The documentation team of Nav Nalanda Mahavihara (NNM) on Wednesday found the entire statue of Buddha in the Mahaparinirvana posture.

The size of the statue is 5-ft-4-inches long, 2-ft-10-inches wide and 10 inches thick. The statue has been found at village Maher under Tankuppa block in Gaya where one block of the statue was found around a month back.

A member of the documentation team Deepak Anand told The Telegraph that the Buddha’s sculpture in Mahaparinirvana posture from the Gupta period is a rare finding in Bihar. Historian Dilip Kumar, who has done a research on the Role of Asoka in Development of Buddhism said the statue of Buddha in the Mahaparinirvana posture has been found for the first time in Bihar. Dilip is a librarian with the Bodhgaya Temple Management Committee (BTMC).

Shivanandan Paswan, a heritage leader associated with NNM and who is actively involved in sensitising fellow villagers, said: “It could be their forefathers had half buried the sculpture to avoid theft.”

The villagers expressed happiness that people from the NNM were visiting them and creating awareness about conserving the legacy. “It’s unfortunate that all such sculptures of the Buddha are being treated as object of art and placed in museums. At a Bodhgaya seminar on Wednesday, it was stated that efforts should be made to create awareness towards the religious sanctity of the important images of Buddha and a temple should be constructed,” Paswan said.

Anand said when the significance of the rare sculpture was revealed to the community, the villagers were very happy and they hoped that now their village would get the due importance. The area in ancient times must have been a very important Buddhist centre. The place also has two very rare images of Amitabha Buddha. It is highly revered among the Pure Land Buddhist sect popular in Japan and other Mahayana countries.
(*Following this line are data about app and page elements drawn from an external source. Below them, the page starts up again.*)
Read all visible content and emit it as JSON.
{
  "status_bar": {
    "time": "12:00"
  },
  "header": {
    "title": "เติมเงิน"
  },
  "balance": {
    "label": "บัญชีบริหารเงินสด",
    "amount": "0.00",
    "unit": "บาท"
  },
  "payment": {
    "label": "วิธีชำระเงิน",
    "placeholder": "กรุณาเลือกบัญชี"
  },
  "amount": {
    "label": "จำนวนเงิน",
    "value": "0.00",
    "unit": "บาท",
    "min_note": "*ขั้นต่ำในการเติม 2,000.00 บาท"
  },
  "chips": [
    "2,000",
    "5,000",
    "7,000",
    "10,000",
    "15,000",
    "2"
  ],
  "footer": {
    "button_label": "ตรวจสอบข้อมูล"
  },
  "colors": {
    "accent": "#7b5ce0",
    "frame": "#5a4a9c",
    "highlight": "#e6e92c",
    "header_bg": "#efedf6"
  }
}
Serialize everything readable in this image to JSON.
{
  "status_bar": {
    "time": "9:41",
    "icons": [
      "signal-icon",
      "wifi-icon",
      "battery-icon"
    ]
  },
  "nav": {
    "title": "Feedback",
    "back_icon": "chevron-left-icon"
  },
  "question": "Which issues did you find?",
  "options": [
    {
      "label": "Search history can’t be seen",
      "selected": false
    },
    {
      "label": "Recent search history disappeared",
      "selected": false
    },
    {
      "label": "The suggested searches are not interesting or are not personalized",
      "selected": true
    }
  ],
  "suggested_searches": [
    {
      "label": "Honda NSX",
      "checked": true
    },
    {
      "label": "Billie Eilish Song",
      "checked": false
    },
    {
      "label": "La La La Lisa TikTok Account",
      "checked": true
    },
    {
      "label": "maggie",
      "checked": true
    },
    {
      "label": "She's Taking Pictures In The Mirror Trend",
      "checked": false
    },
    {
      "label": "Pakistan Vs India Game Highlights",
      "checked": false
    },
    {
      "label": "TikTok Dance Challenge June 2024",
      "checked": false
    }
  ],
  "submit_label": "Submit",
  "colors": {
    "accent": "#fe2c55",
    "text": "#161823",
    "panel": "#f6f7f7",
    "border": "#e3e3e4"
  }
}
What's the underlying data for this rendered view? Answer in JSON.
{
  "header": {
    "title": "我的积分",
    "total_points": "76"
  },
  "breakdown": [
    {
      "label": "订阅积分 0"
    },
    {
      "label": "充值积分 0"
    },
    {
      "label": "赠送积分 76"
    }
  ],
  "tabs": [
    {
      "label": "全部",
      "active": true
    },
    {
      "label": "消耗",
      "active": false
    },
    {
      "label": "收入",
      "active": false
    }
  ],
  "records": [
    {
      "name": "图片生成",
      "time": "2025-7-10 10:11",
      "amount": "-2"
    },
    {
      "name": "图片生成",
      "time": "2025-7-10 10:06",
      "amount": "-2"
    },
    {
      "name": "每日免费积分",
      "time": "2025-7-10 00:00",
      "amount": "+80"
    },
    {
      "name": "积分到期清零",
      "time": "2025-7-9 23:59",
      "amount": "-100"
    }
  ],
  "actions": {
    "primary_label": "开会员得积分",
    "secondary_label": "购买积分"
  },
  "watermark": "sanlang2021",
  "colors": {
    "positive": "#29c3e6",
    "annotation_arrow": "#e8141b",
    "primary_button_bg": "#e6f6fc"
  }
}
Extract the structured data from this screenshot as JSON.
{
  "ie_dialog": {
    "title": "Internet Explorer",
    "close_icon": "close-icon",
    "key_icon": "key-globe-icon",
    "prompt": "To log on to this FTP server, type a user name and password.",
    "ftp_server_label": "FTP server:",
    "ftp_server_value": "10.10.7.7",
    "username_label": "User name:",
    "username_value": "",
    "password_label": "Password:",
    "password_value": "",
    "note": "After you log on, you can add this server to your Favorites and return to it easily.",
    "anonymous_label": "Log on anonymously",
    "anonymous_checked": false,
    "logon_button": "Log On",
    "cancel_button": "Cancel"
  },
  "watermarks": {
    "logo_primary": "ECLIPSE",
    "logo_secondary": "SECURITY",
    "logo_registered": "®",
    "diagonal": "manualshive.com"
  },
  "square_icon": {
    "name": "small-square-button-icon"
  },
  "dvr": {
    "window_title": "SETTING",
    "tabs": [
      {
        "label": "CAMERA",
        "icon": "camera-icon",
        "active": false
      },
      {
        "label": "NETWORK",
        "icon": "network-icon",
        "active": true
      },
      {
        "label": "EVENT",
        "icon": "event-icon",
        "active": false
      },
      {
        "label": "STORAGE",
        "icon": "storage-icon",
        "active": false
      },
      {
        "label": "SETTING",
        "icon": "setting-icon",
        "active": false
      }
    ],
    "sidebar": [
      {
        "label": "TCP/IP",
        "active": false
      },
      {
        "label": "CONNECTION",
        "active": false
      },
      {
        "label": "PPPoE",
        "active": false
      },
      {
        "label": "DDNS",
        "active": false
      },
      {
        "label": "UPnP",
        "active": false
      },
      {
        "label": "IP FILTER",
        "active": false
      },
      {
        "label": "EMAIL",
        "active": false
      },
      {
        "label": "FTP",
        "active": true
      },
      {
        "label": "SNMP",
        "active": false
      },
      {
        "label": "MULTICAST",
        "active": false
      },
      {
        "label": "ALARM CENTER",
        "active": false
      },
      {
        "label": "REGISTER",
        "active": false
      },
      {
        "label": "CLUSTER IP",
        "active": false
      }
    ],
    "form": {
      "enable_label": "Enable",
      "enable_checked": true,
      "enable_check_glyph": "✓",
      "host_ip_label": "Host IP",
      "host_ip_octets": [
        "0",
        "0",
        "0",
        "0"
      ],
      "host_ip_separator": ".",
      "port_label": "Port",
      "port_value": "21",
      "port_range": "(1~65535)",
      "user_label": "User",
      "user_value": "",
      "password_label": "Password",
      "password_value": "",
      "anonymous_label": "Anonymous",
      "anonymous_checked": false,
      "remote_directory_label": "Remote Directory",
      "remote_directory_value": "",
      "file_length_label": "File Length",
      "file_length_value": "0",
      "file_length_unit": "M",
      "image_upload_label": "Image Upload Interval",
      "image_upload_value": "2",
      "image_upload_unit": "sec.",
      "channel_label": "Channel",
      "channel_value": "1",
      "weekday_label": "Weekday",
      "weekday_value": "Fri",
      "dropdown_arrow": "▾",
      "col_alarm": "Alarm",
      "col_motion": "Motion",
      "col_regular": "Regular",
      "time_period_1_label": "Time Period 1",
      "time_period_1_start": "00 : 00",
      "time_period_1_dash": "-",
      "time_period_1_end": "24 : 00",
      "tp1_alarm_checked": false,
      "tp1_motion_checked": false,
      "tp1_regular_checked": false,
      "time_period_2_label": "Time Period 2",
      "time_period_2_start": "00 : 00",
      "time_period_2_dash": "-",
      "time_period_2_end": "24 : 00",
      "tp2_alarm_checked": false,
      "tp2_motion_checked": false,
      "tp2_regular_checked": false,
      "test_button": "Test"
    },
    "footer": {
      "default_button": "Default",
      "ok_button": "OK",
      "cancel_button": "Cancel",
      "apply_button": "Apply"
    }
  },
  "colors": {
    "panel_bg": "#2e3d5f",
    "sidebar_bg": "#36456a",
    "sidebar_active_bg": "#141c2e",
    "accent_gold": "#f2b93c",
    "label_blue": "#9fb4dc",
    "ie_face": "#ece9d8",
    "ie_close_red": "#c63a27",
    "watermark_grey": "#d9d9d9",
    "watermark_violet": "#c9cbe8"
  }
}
During a seminar on Buddha and Peace organised at the meditation park of World Heritage Mahabodhi Mahavihara, Anand said the discovery and excavation of most of the Buddhist sites in the 19th and the 20th centuries were done on the basis of ancient Buddhist texts.

“Considering the situation at that time, the rich antiquities recovered from the sites, were removed to museums for safety and display. A 5th century red sandstone sculpture of Buddha in a preaching posture was recovered from Griddhak, during excavations in the early 20th century,” he said.

The sculpture is now at Nalanda Museum. The sacred sites are now archaeological sites sans the sculptures of Buddha and Buddhist deities that originally belonged to these places.

“It will be in interest of all the stakeholders to restore the ancient images with necessary security precautions and without compromising the archaeological significance of the site. Taking restoration of important sites to the next-level will send a positive message to followers of the teachings of the Buddha all over the world and will facilitate growth of pilgrimage,” Anand said.